Many companies that have been trying to add staff in recent months have been unsuccessful, creating a backlog of demand for employees, said the report by Manpower Inc.The nation's largest temporary staffing firm said 30 percent of the 16,000 businesses it surveyed plan to add workers in the second quarter of this year.

Only 5 percent plan to reduce their staff, while the remaining 65 percent plan no change or aren't sure, the survey said.

Manpower subtracts the percentage of companies cutting staff from the percentage hiring workers to produce a hiring strength index of 25. The index was 22 at this time last year and 14 three months ago.

"There is increasing competition for skills at the higher levels and a decreasing number of unemployed even at the lowest skill levels," said Mit-chell Fromstein, Manpower's chairman and chief executive. "While a handful of corporate down-sizings create the headlines, the economy continues to create several hundreds of thousands of new jobs each month."

Earlier this month, the government reported that the nation's unemployment rate was 4.7 percent in January, just below a 24-year low of 4.6 percent set in November.

There has been lingering concern that such low joblessness will lead to inflation as workers begin to demand higher salaries.
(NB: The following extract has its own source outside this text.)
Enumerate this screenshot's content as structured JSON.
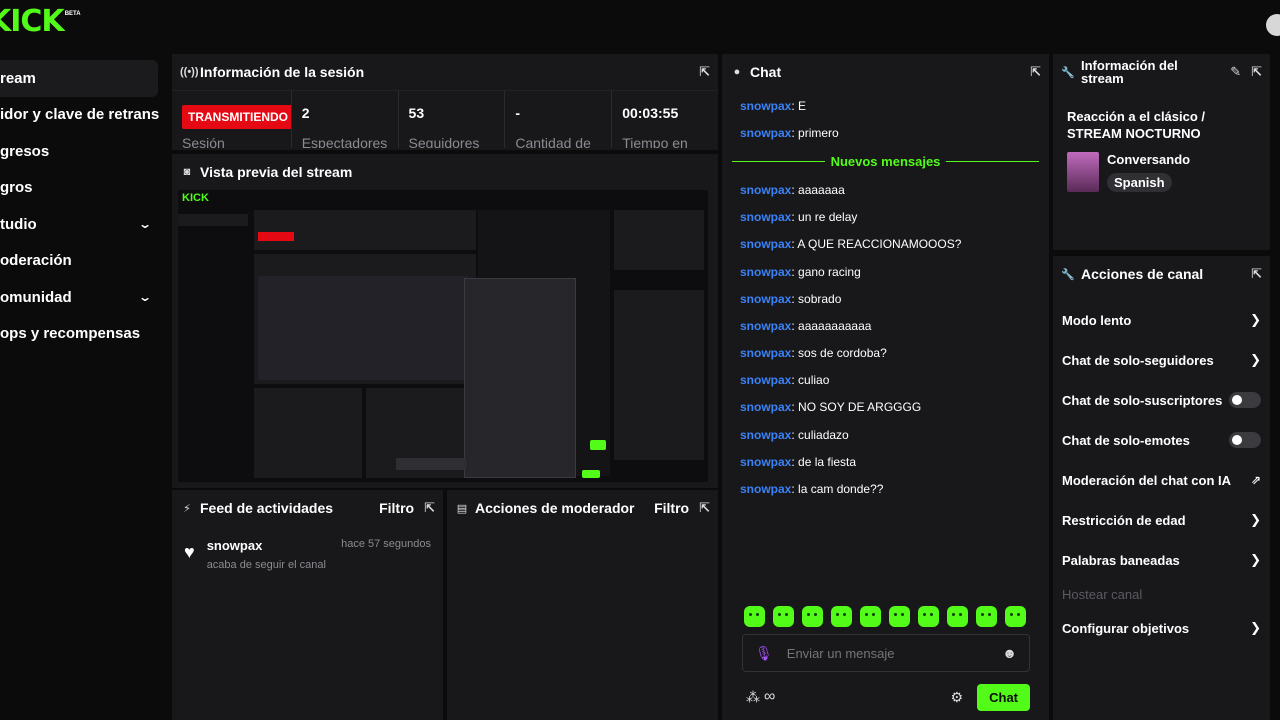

But that has not happened thus far, partly because of the unease created by huge layoff announcements.

Big names like AT&T, Boeing and Eastman Kodak have announced plans in recent months to shed at least 10,000 workers each.

Manpower said the strongest region for hiring in April-June quarter will be the Midwest, where 34 percent of companies surveyed plan to add workers while 5 percent plan cutbacks.

The second strongest region will be the West, where 31 percent expect to add workers, followed by the Northeast and South at 28 percent.